A White Helmets rescuer carries the body of a young victim of Assad regime shelling of northern Idlib Province, November 11, 2021
UPDATE, JAN 3:
Continuing their campaign of breaking Idlib Province’s food supplies and infrastructure, pro-Assad forces bombed the water station for Idlib city on Sunday morning.
Senior UN official Marks Cutts confirmed that the water station was “badly damaged”, worsening the situation of about 3 million people — many of them displaced from others parts of Syria — in Idlib Province.
The country is already facing a water crisis & continued destruction of civilian infrastructure will only cause more suffering of civilians. Attacks on civilians & civilian infrastructure must stop!
Syria: this is the moment Russia blew up the water station feeding Idlib-city this morning. pic.twitter.com/WBLOCQq5B2
— QalaatM (@QalaatM) January 2, 2022
Among the effects of the destruction in the “Al-Arshani” water pumping station, west of Idlib city, which is one of the stations feeding the city, was subjected to direct Russian air strikes today, Sunday, January 2, which led to great destruction and its now out of service. 🧵 pic.twitter.com/9ygAIRMxBt
— Fared Al Mahlool (@FARED_ALHOR) January 2, 2022
Abu Hazem Idlibi, an official in the opposition administration, summarized, “The Russians are focusing on infrastructure and economic assets. This is to add to the suffering of people.”
The Syrian pro-Assad outlet Al-Watan covers up the strikes on civilians with the claim, “The Russian Air Force has intensified its raids on the areas of deployment of the Turkish regime’s terrorists in the ‘de-escalation’ area in Idlib and its vicinity, which suggests that Moscow will adopt the same policy of applying military pressure to achieve a political breakthrough.”
An Australian resident posts a message of “reality” and “resilience” from Idlib city:
After a crazy three days of airstrikes, I wanted to share this IMPORTANT message with you guys… pic.twitter.com/zKnc4zULY6
— Just Khalid (@JustKhalid313) January 2, 2022

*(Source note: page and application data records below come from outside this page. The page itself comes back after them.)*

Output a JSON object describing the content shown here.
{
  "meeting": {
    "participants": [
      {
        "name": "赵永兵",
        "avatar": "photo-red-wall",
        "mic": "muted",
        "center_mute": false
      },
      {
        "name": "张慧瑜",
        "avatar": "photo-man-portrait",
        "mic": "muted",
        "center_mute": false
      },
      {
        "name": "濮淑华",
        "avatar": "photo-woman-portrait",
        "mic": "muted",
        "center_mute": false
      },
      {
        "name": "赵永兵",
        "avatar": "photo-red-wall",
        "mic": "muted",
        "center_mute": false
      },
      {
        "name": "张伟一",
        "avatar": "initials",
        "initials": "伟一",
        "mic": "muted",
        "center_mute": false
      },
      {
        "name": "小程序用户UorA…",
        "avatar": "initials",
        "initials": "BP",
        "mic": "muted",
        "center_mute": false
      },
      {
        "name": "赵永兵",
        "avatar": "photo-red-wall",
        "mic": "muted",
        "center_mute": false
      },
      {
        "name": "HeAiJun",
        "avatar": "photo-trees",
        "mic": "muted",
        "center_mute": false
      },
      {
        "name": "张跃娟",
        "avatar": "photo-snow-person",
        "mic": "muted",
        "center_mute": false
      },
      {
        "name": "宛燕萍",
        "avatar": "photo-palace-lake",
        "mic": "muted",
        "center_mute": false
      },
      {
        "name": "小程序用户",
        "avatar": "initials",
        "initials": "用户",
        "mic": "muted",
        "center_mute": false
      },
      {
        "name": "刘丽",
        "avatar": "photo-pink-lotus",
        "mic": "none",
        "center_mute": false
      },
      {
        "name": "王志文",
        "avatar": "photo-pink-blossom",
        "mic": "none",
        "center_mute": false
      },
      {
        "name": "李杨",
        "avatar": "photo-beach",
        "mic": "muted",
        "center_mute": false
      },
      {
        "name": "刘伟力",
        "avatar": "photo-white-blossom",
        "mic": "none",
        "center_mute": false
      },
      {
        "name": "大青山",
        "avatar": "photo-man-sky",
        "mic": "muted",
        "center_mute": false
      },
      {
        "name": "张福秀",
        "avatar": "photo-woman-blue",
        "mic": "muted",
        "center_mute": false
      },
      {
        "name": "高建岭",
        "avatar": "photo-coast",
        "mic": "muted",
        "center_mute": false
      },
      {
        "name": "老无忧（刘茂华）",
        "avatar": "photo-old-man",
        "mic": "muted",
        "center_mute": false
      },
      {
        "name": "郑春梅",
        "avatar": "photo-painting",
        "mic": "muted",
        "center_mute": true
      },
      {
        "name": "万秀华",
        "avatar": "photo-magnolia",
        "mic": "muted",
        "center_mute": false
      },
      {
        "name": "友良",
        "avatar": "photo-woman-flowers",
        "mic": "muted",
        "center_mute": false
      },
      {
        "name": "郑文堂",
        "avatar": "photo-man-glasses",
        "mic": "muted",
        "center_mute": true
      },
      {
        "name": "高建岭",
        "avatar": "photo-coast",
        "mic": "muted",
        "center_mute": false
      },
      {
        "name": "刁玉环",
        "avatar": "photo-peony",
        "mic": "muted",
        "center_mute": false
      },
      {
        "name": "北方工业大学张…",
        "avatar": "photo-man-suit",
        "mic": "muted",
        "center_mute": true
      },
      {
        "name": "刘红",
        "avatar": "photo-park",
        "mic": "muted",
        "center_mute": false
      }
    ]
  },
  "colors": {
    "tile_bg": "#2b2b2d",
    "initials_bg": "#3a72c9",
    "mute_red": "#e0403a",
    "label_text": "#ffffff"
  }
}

ORIGINAL ENTRY, JAN 2: Pro-Assad forces begin 2022 with the killing of two children and a woman in opposition-held Idlib Province in northwest Syria.

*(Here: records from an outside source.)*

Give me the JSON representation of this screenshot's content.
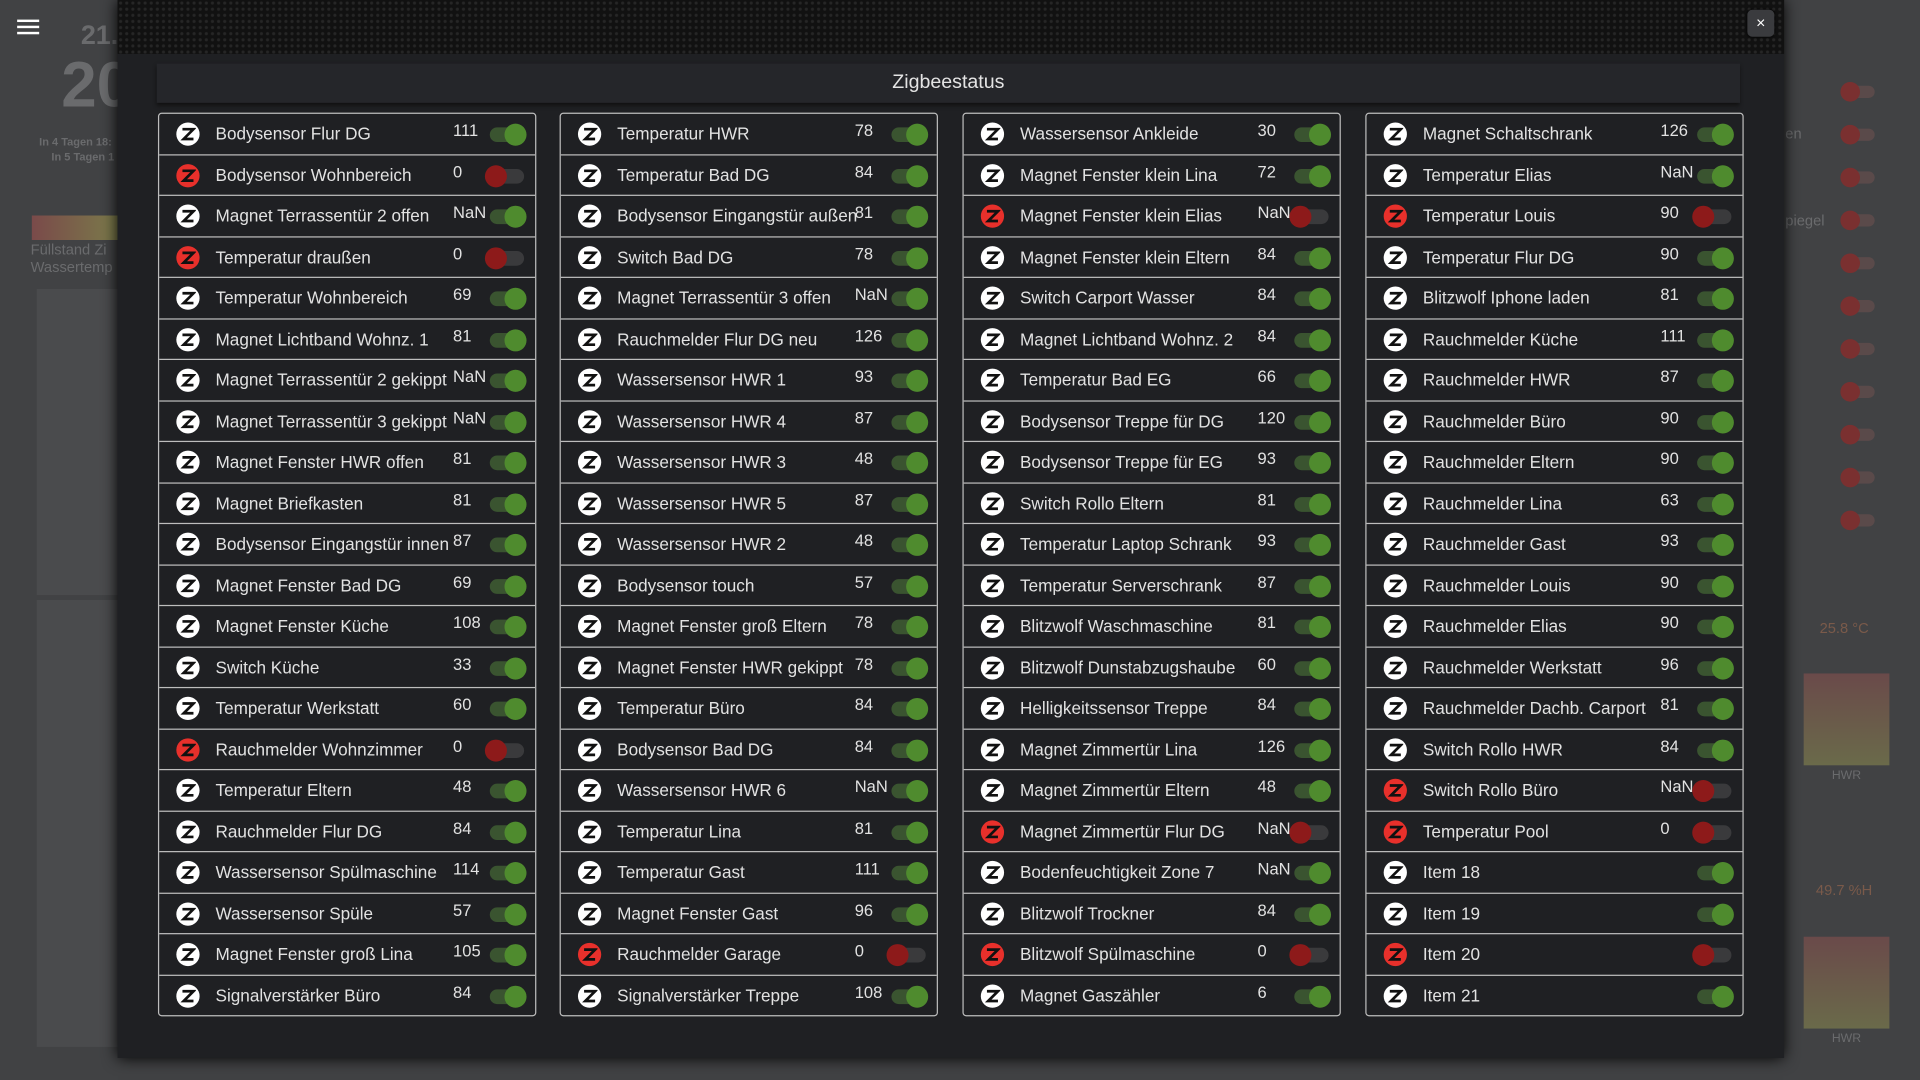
{
  "background": {
    "date_small": "21.",
    "date_big": "20",
    "line1": "In 4 Tagen 18:",
    "line2": "In 5 Tagen 1",
    "label1": "Füllstand Zi",
    "label2": "Wassertemp",
    "right_label1": "en",
    "right_label2": "piegel",
    "temp": "25.8 °C",
    "hum": "49.7 %H",
    "hwr1": "HWR",
    "hwr2": "HWR"
  },
  "modal": {
    "title": "Zigbeestatus",
    "close_label": "×"
  },
  "colors": {
    "on": "#4f8b2e",
    "off": "#8d1a1a",
    "icon_off": "#e8302b"
  },
  "columns": [
    [
      [
        "Bodysensor Flur DG",
        "111",
        true
      ],
      [
        "Bodysensor Wohnbereich",
        "0",
        false
      ],
      [
        "Magnet Terrassentür 2 offen",
        "NaN",
        true
      ],
      [
        "Temperatur draußen",
        "0",
        false
      ],
      [
        "Temperatur Wohnbereich",
        "69",
        true
      ],
      [
        "Magnet Lichtband Wohnz. 1",
        "81",
        true
      ],
      [
        "Magnet Terrassentür 2 gekippt",
        "NaN",
        true
      ],
      [
        "Magnet Terrassentür 3 gekippt",
        "NaN",
        true
      ],
      [
        "Magnet Fenster HWR offen",
        "81",
        true
      ],
      [
        "Magnet Briefkasten",
        "81",
        true
      ],
      [
        "Bodysensor Eingangstür innen",
        "87",
        true
      ],
      [
        "Magnet Fenster Bad DG",
        "69",
        true
      ],
      [
        "Magnet Fenster Küche",
        "108",
        true
      ],
      [
        "Switch Küche",
        "33",
        true
      ],
      [
        "Temperatur Werkstatt",
        "60",
        true
      ],
      [
        "Rauchmelder Wohnzimmer",
        "0",
        false
      ],
      [
        "Temperatur Eltern",
        "48",
        true
      ],
      [
        "Rauchmelder Flur DG",
        "84",
        true
      ],
      [
        "Wassersensor Spülmaschine",
        "114",
        true
      ],
      [
        "Wassersensor Spüle",
        "57",
        true
      ],
      [
        "Magnet Fenster groß Lina",
        "105",
        true
      ],
      [
        "Signalverstärker Büro",
        "84",
        true
      ]
    ],
    [
      [
        "Temperatur HWR",
        "78",
        true
      ],
      [
        "Temperatur Bad DG",
        "84",
        true
      ],
      [
        "Bodysensor Eingangstür außen",
        "81",
        true
      ],
      [
        "Switch Bad DG",
        "78",
        true
      ],
      [
        "Magnet Terrassentür 3 offen",
        "NaN",
        true
      ],
      [
        "Rauchmelder Flur DG neu",
        "126",
        true
      ],
      [
        "Wassersensor HWR 1",
        "93",
        true
      ],
      [
        "Wassersensor HWR 4",
        "87",
        true
      ],
      [
        "Wassersensor HWR 3",
        "48",
        true
      ],
      [
        "Wassersensor HWR 5",
        "87",
        true
      ],
      [
        "Wassersensor HWR 2",
        "48",
        true
      ],
      [
        "Bodysensor touch",
        "57",
        true
      ],
      [
        "Magnet Fenster groß Eltern",
        "78",
        true
      ],
      [
        "Magnet Fenster HWR gekippt",
        "78",
        true
      ],
      [
        "Temperatur Büro",
        "84",
        true
      ],
      [
        "Bodysensor Bad DG",
        "84",
        true
      ],
      [
        "Wassersensor HWR 6",
        "NaN",
        true
      ],
      [
        "Temperatur Lina",
        "81",
        true
      ],
      [
        "Temperatur Gast",
        "111",
        true
      ],
      [
        "Magnet Fenster Gast",
        "96",
        true
      ],
      [
        "Rauchmelder Garage",
        "0",
        false
      ],
      [
        "Signalverstärker Treppe",
        "108",
        true
      ]
    ],
    [
      [
        "Wassersensor Ankleide",
        "30",
        true
      ],
      [
        "Magnet Fenster klein Lina",
        "72",
        true
      ],
      [
        "Magnet Fenster klein Elias",
        "NaN",
        false
      ],
      [
        "Magnet Fenster klein Eltern",
        "84",
        true
      ],
      [
        "Switch Carport Wasser",
        "84",
        true
      ],
      [
        "Magnet Lichtband Wohnz. 2",
        "84",
        true
      ],
      [
        "Temperatur Bad EG",
        "66",
        true
      ],
      [
        "Bodysensor Treppe für DG",
        "120",
        true
      ],
      [
        "Bodysensor Treppe für EG",
        "93",
        true
      ],
      [
        "Switch Rollo Eltern",
        "81",
        true
      ],
      [
        "Temperatur Laptop Schrank",
        "93",
        true
      ],
      [
        "Temperatur Serverschrank",
        "87",
        true
      ],
      [
        "Blitzwolf Waschmaschine",
        "81",
        true
      ],
      [
        "Blitzwolf Dunstabzugshaube",
        "60",
        true
      ],
      [
        "Helligkeitssensor Treppe",
        "84",
        true
      ],
      [
        "Magnet Zimmertür Lina",
        "126",
        true
      ],
      [
        "Magnet Zimmertür Eltern",
        "48",
        true
      ],
      [
        "Magnet Zimmertür Flur DG",
        "NaN",
        false
      ],
      [
        "Bodenfeuchtigkeit Zone 7",
        "NaN",
        true
      ],
      [
        "Blitzwolf Trockner",
        "84",
        true
      ],
      [
        "Blitzwolf Spülmaschine",
        "0",
        false
      ],
      [
        "Magnet Gaszähler",
        "6",
        true
      ]
    ],
    [
      [
        "Magnet Schaltschrank",
        "126",
        true
      ],
      [
        "Temperatur Elias",
        "NaN",
        true
      ],
      [
        "Temperatur Louis",
        "90",
        false
      ],
      [
        "Temperatur Flur DG",
        "90",
        true
      ],
      [
        "Blitzwolf Iphone laden",
        "81",
        true
      ],
      [
        "Rauchmelder Küche",
        "111",
        true
      ],
      [
        "Rauchmelder HWR",
        "87",
        true
      ],
      [
        "Rauchmelder Büro",
        "90",
        true
      ],
      [
        "Rauchmelder Eltern",
        "90",
        true
      ],
      [
        "Rauchmelder Lina",
        "63",
        true
      ],
      [
        "Rauchmelder Gast",
        "93",
        true
      ],
      [
        "Rauchmelder Louis",
        "90",
        true
      ],
      [
        "Rauchmelder Elias",
        "90",
        true
      ],
      [
        "Rauchmelder Werkstatt",
        "96",
        true
      ],
      [
        "Rauchmelder Dachb. Carport",
        "81",
        true
      ],
      [
        "Switch Rollo HWR",
        "84",
        true
      ],
      [
        "Switch Rollo Büro",
        "NaN",
        false
      ],
      [
        "Temperatur Pool",
        "0",
        false
      ],
      [
        "Item 18",
        "",
        true
      ],
      [
        "Item 19",
        "",
        true
      ],
      [
        "Item 20",
        "",
        false
      ],
      [
        "Item 21",
        "",
        true
      ]
    ]
  ]
}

Ten other civilians, including six children, were wounded in the bombing of temporary housing near Jisr al-Shughour just after midnight on New Year’s Day.

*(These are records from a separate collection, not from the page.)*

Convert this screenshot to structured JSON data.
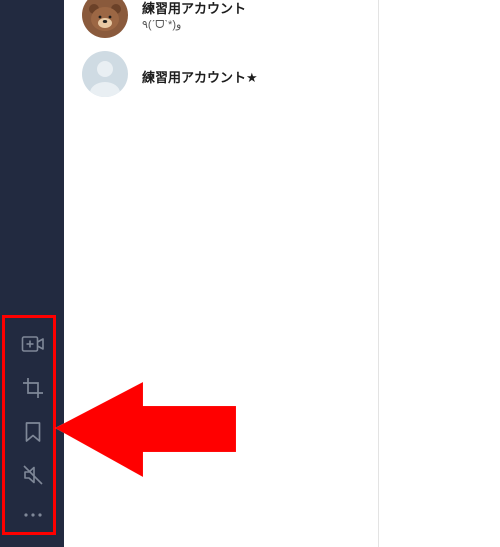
{
  "chats": [
    {
      "name": "練習用アカウント",
      "status": "٩(ˊᗜˋ*)و",
      "avatar": "brown-bear-icon"
    },
    {
      "name": "練習用アカウント★",
      "status": "",
      "avatar": "default-user-icon"
    }
  ],
  "toolbar": [
    {
      "icon": "video-call-icon",
      "label": "video call"
    },
    {
      "icon": "crop-icon",
      "label": "screenshot"
    },
    {
      "icon": "bookmark-icon",
      "label": "keep"
    },
    {
      "icon": "mute-icon",
      "label": "mute"
    },
    {
      "icon": "more-icon",
      "label": "more"
    }
  ],
  "colors": {
    "sidebar": "#222a40",
    "highlight": "#ff0000",
    "icon": "#7f8898"
  }
}
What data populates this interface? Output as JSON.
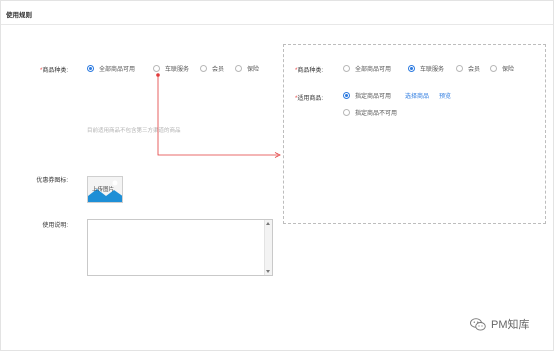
{
  "section": {
    "title": "使用规则"
  },
  "form": {
    "product_type": {
      "required_mark": "*",
      "label": "商品种类:",
      "options": [
        {
          "label": "全部商品可用",
          "selected": true
        },
        {
          "label": "车联服务",
          "selected": false
        },
        {
          "label": "会员",
          "selected": false
        },
        {
          "label": "保险",
          "selected": false
        }
      ]
    },
    "hint": "目前适用商品不包含第三方渠道的商品",
    "coupon_icon": {
      "label": "优惠券图标:",
      "upload_label": "上传图片"
    },
    "usage": {
      "label": "使用说明:",
      "value": ""
    }
  },
  "variant_panel": {
    "product_type": {
      "required_mark": "*",
      "label": "商品种类:",
      "options": [
        {
          "label": "全部商品可用",
          "selected": false
        },
        {
          "label": "车联服务",
          "selected": true
        },
        {
          "label": "会员",
          "selected": false
        },
        {
          "label": "保险",
          "selected": false
        }
      ]
    },
    "applicable": {
      "required_mark": "*",
      "label": "适用商品:",
      "options": [
        {
          "label": "指定商品可用",
          "selected": true
        },
        {
          "label": "指定商品不可用",
          "selected": false
        }
      ],
      "select_link": "选择商品",
      "preview_link": "预览"
    }
  },
  "annotation": {
    "color": "#e23b3b"
  },
  "watermark": {
    "text": "PM知库",
    "icon": "wechat-icon"
  },
  "colors": {
    "accent": "#2d7be0",
    "required": "#e83e3e"
  }
}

Heartbreaking displays show #WhiteHelmets teams retrieving a dead body of a little child who was killed along with another child and a woman after Russian warplanes devastated their shelter while they were sleeping after midnight near #Jisr_Shuoghur west #Idlib. pic.twitter.com/jqaSGFs6SI
— The White Helmets (@SyriaCivilDef) January 1, 2022
In March 2020, Turkish President Recep Tayyip Erdoğan and Russian counterpart Vladimir Putin agreed a ceasefire. The accord ended an 11-month Russian-regime offensive which seized parts of Idlib Province, as well as all of neighboring northern Hama Province.
However, pro-Assad forces did not pause recurrent shelling, and Russia periodically bombed Idlib and Aleppo Provinces. Almost half of medical facilities were knocked out of service, and infrastructure such as fuel, electricity, water, and border crossings have been targeted.
The attacks escalated at the end of 2021, with pro-opposition activists claiming that Russia is trying to damage food supplies by hitting targets such as poultry farms.
The UN estimates that about 4 million people, many of them displaced by pro-Assad assaults on other parts of Syria, live in the area. About 1.6 million are in camps or informal settlements, and 75% of the population depends on humanitarian aid for basic needs.
#Syria: aftermath of #Russia|n airstrikes last night on W. outskirts of #JisrShoghur (SW. #Idlib). Area bombed hosted refugees. 3 of them killed in their sleep, incl. 2 children, and a dozen wounded. pic.twitter.com/w6Di5yzbH6
— Qalaat Al Mudiq (@QalaatAlMudiq) January 1, 2022